Citation: Wen L, Krauss-Etschmann S, Petersen F and Yu X (2018) Autoantibodies in Chronic Obstructive Pulmonary Disease. Front. Immunol. 9:66. doi: 10.3389/fimmu.2018.00066
Received: 23 October 2017; Accepted: 10 January 2018;
Published: 25 January 2018
Edited by:Falk Nimmerjahn, University of Erlangen-Nuremberg, Germany
Reviewed by:Simon Fillatreau, Deutsches Rheuma-Forschungszentrum (DRFZ), Germany
Dunja Bruder, Universitätsklinikum Magdeburg, Germany
Copyright: © 2018 Wen, Krauss-Etschmann, Petersen and Yu. This is an open-access article distributed under the terms of the Creative Commons Attribution License (CC BY). The use, distribution or reproduction in other forums is permitted, provided the original author(s) or licensor are credited and that the original publication in this journal is cited, in accordance with accepted academic practice. No use, distribution or reproduction is permitted which does not comply with these terms.
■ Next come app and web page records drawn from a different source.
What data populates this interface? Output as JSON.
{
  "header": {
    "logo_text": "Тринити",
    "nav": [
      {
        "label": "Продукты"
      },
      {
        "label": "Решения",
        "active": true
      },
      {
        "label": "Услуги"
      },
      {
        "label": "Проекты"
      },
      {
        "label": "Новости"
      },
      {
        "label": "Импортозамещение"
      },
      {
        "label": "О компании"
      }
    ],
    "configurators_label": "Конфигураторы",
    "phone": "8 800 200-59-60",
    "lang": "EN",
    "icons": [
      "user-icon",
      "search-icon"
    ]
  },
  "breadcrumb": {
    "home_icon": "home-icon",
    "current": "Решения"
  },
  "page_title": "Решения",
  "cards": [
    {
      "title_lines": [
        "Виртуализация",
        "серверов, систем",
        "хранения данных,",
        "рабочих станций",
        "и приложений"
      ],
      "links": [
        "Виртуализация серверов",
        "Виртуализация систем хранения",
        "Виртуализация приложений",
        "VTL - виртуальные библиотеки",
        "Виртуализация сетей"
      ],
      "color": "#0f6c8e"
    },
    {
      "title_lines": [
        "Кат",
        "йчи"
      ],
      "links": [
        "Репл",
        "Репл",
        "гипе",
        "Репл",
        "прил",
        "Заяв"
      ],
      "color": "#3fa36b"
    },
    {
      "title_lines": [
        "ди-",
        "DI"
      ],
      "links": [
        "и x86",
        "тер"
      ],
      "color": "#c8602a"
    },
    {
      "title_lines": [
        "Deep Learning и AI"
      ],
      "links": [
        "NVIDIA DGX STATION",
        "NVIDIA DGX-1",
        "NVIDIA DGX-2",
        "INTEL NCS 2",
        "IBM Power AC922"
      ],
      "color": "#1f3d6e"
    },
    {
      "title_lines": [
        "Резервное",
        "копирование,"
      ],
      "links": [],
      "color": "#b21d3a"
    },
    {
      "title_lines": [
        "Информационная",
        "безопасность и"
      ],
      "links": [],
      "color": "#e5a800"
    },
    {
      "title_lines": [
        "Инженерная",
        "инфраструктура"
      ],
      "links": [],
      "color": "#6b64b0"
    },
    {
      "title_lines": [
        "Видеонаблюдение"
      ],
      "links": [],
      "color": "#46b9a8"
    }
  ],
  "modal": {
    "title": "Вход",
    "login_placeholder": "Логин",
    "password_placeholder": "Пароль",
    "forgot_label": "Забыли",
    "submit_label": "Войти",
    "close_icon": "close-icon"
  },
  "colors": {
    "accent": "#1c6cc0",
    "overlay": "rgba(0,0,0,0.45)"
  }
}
*Correspondence: Xinhua Yu, firstname.lastname@example.org